The Dyslexia 'Myth'
Byline: Laura Clark
DYSLEXIA is a myth invented by education experts to cover up poor teaching of reading, a Labour MP has said.
Backbencher Graham Stringer called the condition a 'cruel fiction', which should be consigned to the 'dustbin of history'.
Dyslexia is said to be an impaired ability to process the units of spoken and written language. Six million of us are believed to have it.
But Mr Stringer said it was 'wicked' to label children with the condition because bad teaching had failed them.
An 'industry' has been created around dyslexia, giving children financial and educational incentives to demonstrate reading problems such as extra time in exams, the MP for Manchester Blackley said. However, his remarks were condemned by those who work to tackle dyslexia.
Mr Stringer said: 'The sooner it is consigned to the same dustbin of history, the better. Why does the education system, even after the huge injection of funds over the past ten years, fail so many people and what can be done about it?' The reason is that the 'wrong teaching methods are used', he said.
'The education establishment, rather than admit that their eclectic and incomplete methods for instruction are at fault, have invented a brain disorder called dyslexia,' he claimed.
'To label children as dyslexic because they're confused by poor teaching methods is wicked.
'If dyslexia really existed, then countries as diverse as Nicaragua and South Korea would not have been able to achieve literacy rates of nearly 100 per cent,' he wrote in a column for the entertainment website Manchester Confidential.

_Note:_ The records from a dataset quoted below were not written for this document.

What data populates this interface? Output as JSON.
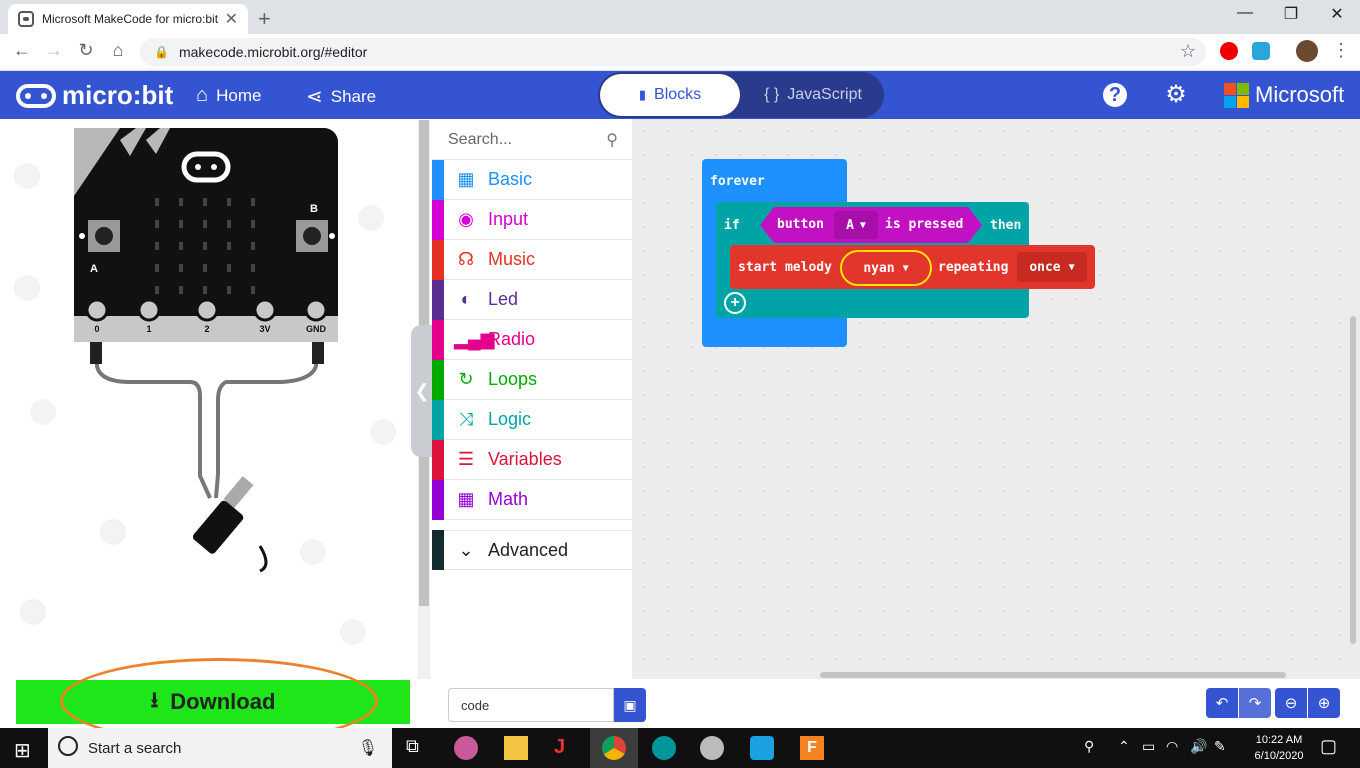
{
  "browser": {
    "tab_title": "Microsoft MakeCode for micro:bit",
    "url": "makecode.microbit.org/#editor",
    "new_tab": "+",
    "minimize": "—",
    "restore": "❐",
    "close": "✕"
  },
  "header": {
    "logo": "micro:bit",
    "home": "Home",
    "share": "Share",
    "blocks_tab": "Blocks",
    "javascript_tab": "JavaScript",
    "javascript_icon": "{ }",
    "microsoft": "Microsoft",
    "colors": {
      "bar": "#3454d1"
    }
  },
  "simulator": {
    "pins": [
      "0",
      "1",
      "2",
      "3V",
      "GND"
    ],
    "button_a": "A",
    "button_b": "B"
  },
  "toolbox": {
    "search_placeholder": "Search...",
    "categories": [
      {
        "label": "Basic",
        "color": "#1e90ff",
        "icon": "grid-icon"
      },
      {
        "label": "Input",
        "color": "#d400d4",
        "icon": "target-icon"
      },
      {
        "label": "Music",
        "color": "#e63022",
        "icon": "headphones-icon"
      },
      {
        "label": "Led",
        "color": "#5c2d91",
        "icon": "toggle-icon"
      },
      {
        "label": "Radio",
        "color": "#e3008c",
        "icon": "signal-icon"
      },
      {
        "label": "Loops",
        "color": "#00aa00",
        "icon": "refresh-icon"
      },
      {
        "label": "Logic",
        "color": "#00a4a6",
        "icon": "shuffle-icon"
      },
      {
        "label": "Variables",
        "color": "#dc143c",
        "icon": "lines-icon"
      },
      {
        "label": "Math",
        "color": "#9400d3",
        "icon": "calculator-icon"
      }
    ],
    "advanced": "Advanced"
  },
  "blocks": {
    "forever": "forever",
    "if": "if",
    "button": "button",
    "button_value": "A",
    "is_pressed": "is pressed",
    "then": "then",
    "start_melody": "start melody",
    "melody_value": "nyan",
    "repeating": "repeating",
    "repeat_value": "once"
  },
  "bottom": {
    "download": "Download",
    "project_name": "code"
  },
  "taskbar": {
    "search": "Start a search",
    "time": "10:22 AM",
    "date": "6/10/2020"
  }
}
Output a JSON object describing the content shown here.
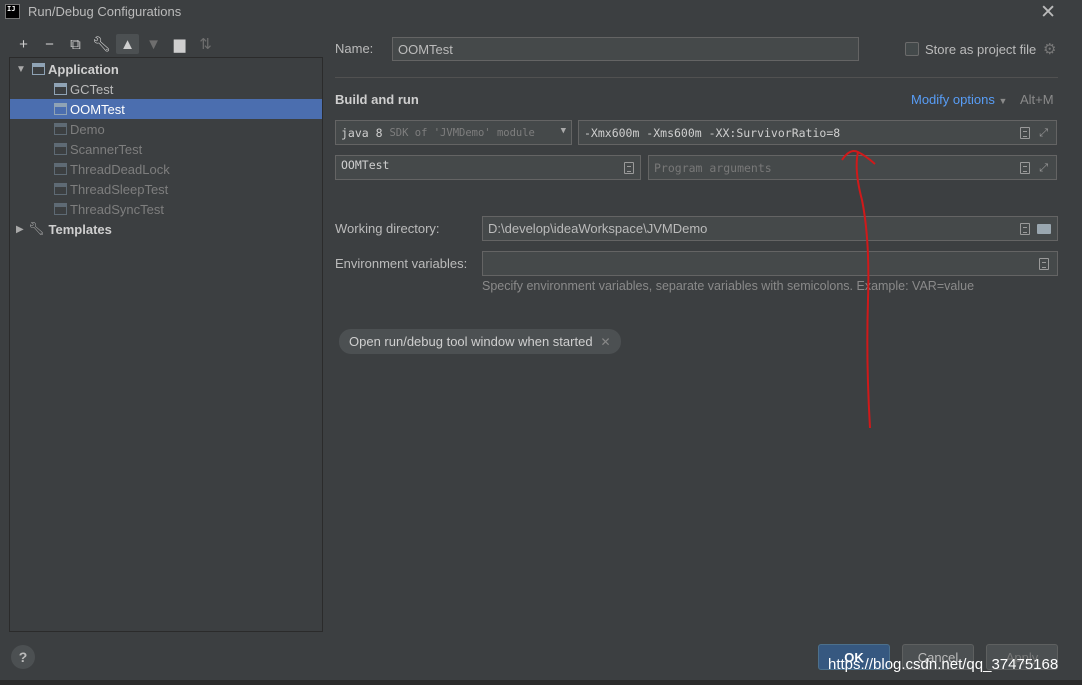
{
  "window": {
    "title": "Run/Debug Configurations",
    "app_icon_text": "IJ"
  },
  "toolbar": {
    "buttons": [
      "add-icon",
      "remove-icon",
      "copy-icon",
      "wrench-icon",
      "move-up-icon",
      "move-down-icon",
      "new-folder-icon",
      "sort-icon"
    ]
  },
  "tree": {
    "application": "Application",
    "items": [
      "GCTest",
      "OOMTest",
      "Demo",
      "ScannerTest",
      "ThreadDeadLock",
      "ThreadSleepTest",
      "ThreadSyncTest"
    ],
    "selected": "OOMTest",
    "templates": "Templates"
  },
  "form": {
    "name_label": "Name:",
    "name_value": "OOMTest",
    "store_label": "Store as project file",
    "build_and_run": "Build and run",
    "modify_options": "Modify options",
    "modify_shortcut": "Alt+M",
    "jre_java": "java 8",
    "jre_sdk": "SDK of 'JVMDemo' module",
    "vm_options": "-Xmx600m -Xms600m -XX:SurvivorRatio=8",
    "main_class": "OOMTest",
    "program_args_placeholder": "Program arguments",
    "working_dir_label": "Working directory:",
    "working_dir_value": "D:\\develop\\ideaWorkspace\\JVMDemo",
    "env_label": "Environment variables:",
    "env_value": "",
    "env_hint": "Specify environment variables, separate variables with semicolons. Example: VAR=value",
    "chip_label": "Open run/debug tool window when started"
  },
  "buttons": {
    "ok": "OK",
    "cancel": "Cancel",
    "apply": "Apply",
    "help": "?"
  },
  "watermark": "https://blog.csdn.net/qq_37475168",
  "colors": {
    "accent": "#4b6eaf",
    "link": "#589df6",
    "annotation": "#d0191a"
  }
}
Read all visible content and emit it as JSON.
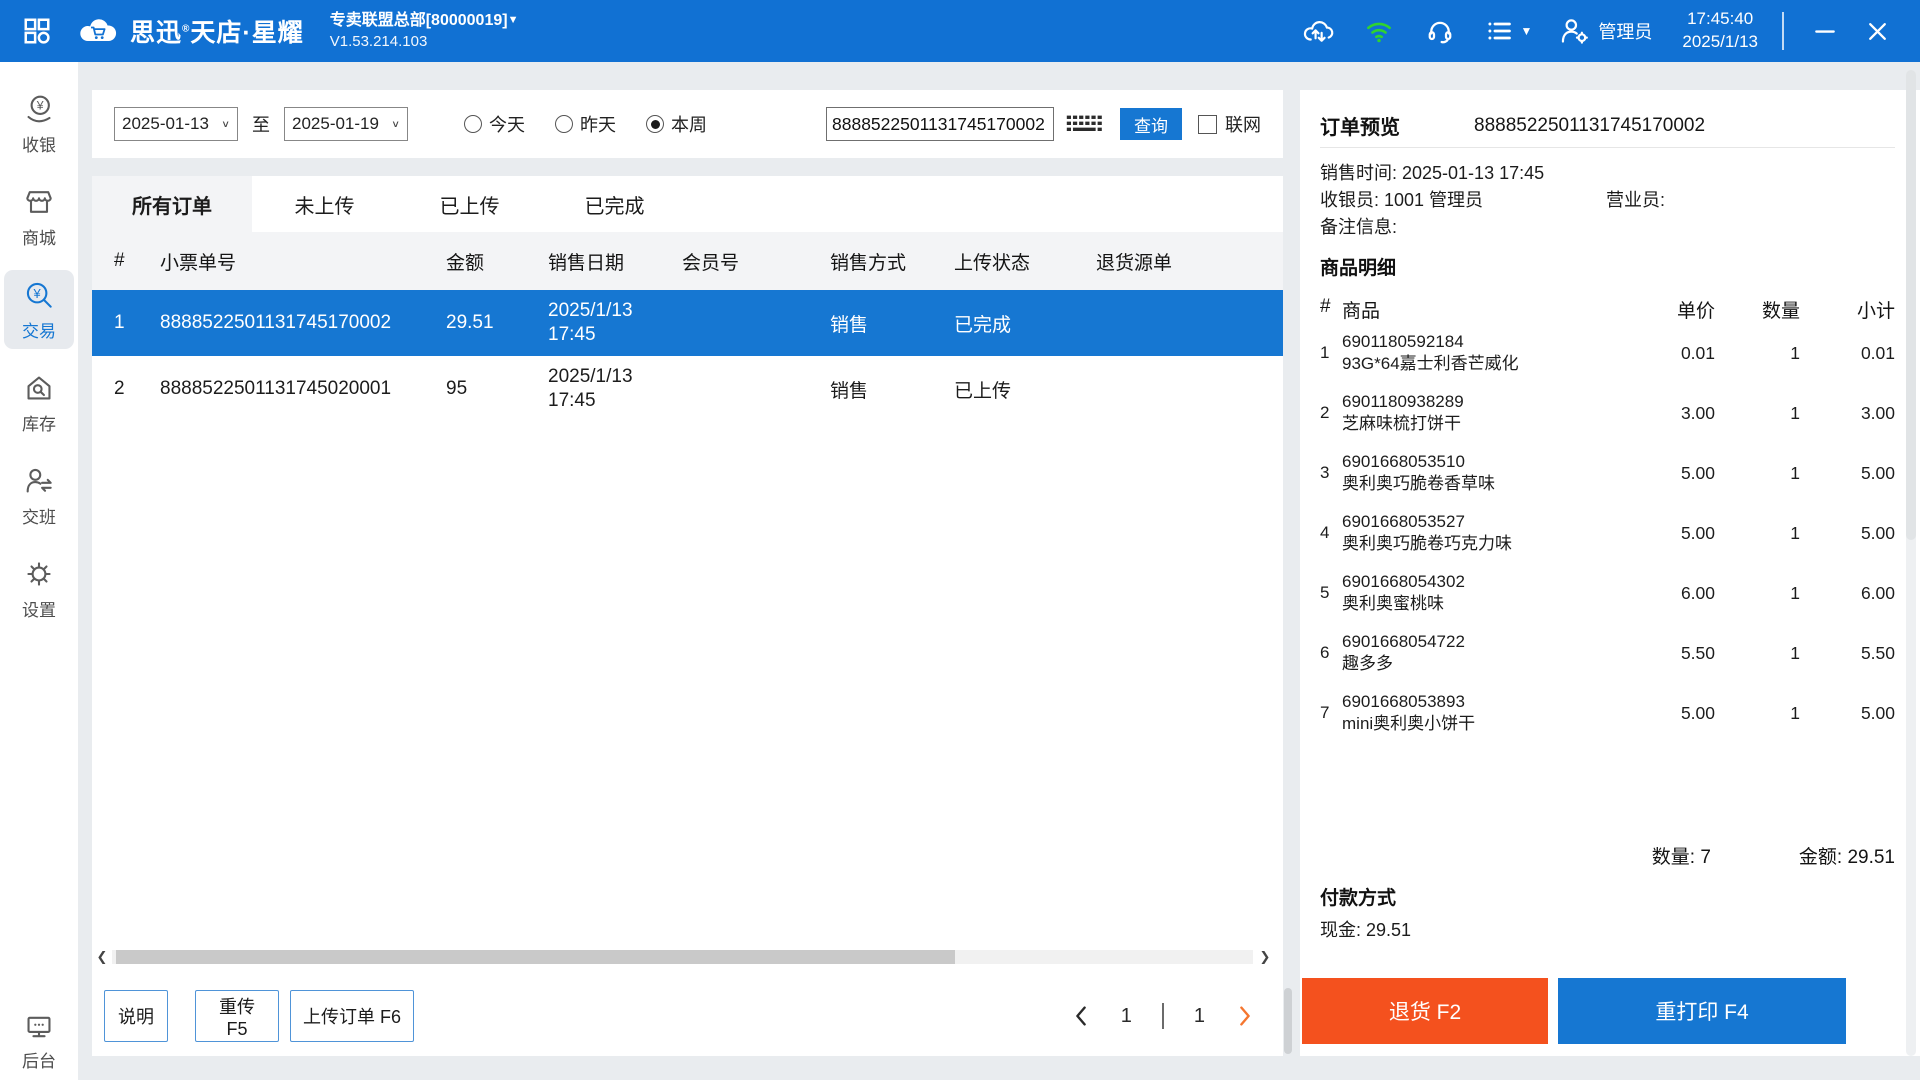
{
  "colors": {
    "topbar": "#1171d3",
    "primary": "#1677d2",
    "row_selected": "#1677d2",
    "refund_button": "#f4511e",
    "wifi_green": "#2fd32f",
    "pager_next_arrow": "#f5762f"
  },
  "topbar": {
    "brand_left": "思迅",
    "brand_reg": "®",
    "brand_right": "天店·星耀",
    "store": "专卖联盟总部[80000019]",
    "store_caret": "▼",
    "version": "V1.53.214.103",
    "user": "管理员",
    "list_caret": "▼",
    "time": "17:45:40",
    "date": "2025/1/13"
  },
  "sidebar": {
    "items": [
      "收银",
      "商城",
      "交易",
      "库存",
      "交班",
      "设置"
    ],
    "selected": "交易",
    "bottom": "后台"
  },
  "filter": {
    "date_from": "2025-01-13",
    "to_label": "至",
    "date_to": "2025-01-19",
    "radios": [
      "今天",
      "昨天",
      "本周"
    ],
    "radio_selected": "本周",
    "search_value": "8888522501131745170002",
    "query_label": "查询",
    "online_label": "联网"
  },
  "tabs": [
    "所有订单",
    "未上传",
    "已上传",
    "已完成"
  ],
  "orders": {
    "columns": [
      "#",
      "小票单号",
      "金额",
      "销售日期",
      "会员号",
      "销售方式",
      "上传状态",
      "退货源单"
    ],
    "rows": [
      {
        "idx": "1",
        "no": "8888522501131745170002",
        "amount": "29.51",
        "date": "2025/1/13",
        "time": "17:45",
        "member": "",
        "method": "销售",
        "status": "已完成",
        "source": ""
      },
      {
        "idx": "2",
        "no": "8888522501131745020001",
        "amount": "95",
        "date": "2025/1/13",
        "time": "17:45",
        "member": "",
        "method": "销售",
        "status": "已上传",
        "source": ""
      }
    ]
  },
  "footer": {
    "help": "说明",
    "retry": "重传 F5",
    "upload": "上传订单 F6",
    "page_current": "1",
    "page_total": "1"
  },
  "preview": {
    "title": "订单预览",
    "order_no": "8888522501131745170002",
    "sale_time_line": "销售时间: 2025-01-13 17:45",
    "cashier_line": "收银员: 1001 管理员",
    "clerk_label": "营业员:",
    "remark_label": "备注信息:",
    "detail_title": "商品明细",
    "columns": [
      "#",
      "商品",
      "单价",
      "数量",
      "小计"
    ],
    "items": [
      {
        "idx": "1",
        "code": "6901180592184",
        "name": "93G*64嘉士利香芒威化",
        "price": "0.01",
        "qty": "1",
        "sub": "0.01"
      },
      {
        "idx": "2",
        "code": "6901180938289",
        "name": "芝麻味梳打饼干",
        "price": "3.00",
        "qty": "1",
        "sub": "3.00"
      },
      {
        "idx": "3",
        "code": "6901668053510",
        "name": "奥利奥巧脆卷香草味",
        "price": "5.00",
        "qty": "1",
        "sub": "5.00"
      },
      {
        "idx": "4",
        "code": "6901668053527",
        "name": "奥利奥巧脆卷巧克力味",
        "price": "5.00",
        "qty": "1",
        "sub": "5.00"
      },
      {
        "idx": "5",
        "code": "6901668054302",
        "name": "奥利奥蜜桃味",
        "price": "6.00",
        "qty": "1",
        "sub": "6.00"
      },
      {
        "idx": "6",
        "code": "6901668054722",
        "name": "趣多多",
        "price": "5.50",
        "qty": "1",
        "sub": "5.50"
      },
      {
        "idx": "7",
        "code": "6901668053893",
        "name": "mini奥利奥小饼干",
        "price": "5.00",
        "qty": "1",
        "sub": "5.00"
      }
    ],
    "qty_total_line": "数量: 7",
    "amount_total_line": "金额: 29.51",
    "payment_title": "付款方式",
    "payment_line": "现金: 29.51",
    "refund_button": "退货 F2",
    "reprint_button": "重打印 F4"
  }
}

'Certified dyslexics get longer in exams. There has been created a situation where there are financial and educational incentives to being bad at spelling and reading.' Mr Stringer said dyslexia had been eradicated in West Dunbartonshire where the council used synthetic phonics, where children are taught the 43 sounds of the alphabet and how to blend them. …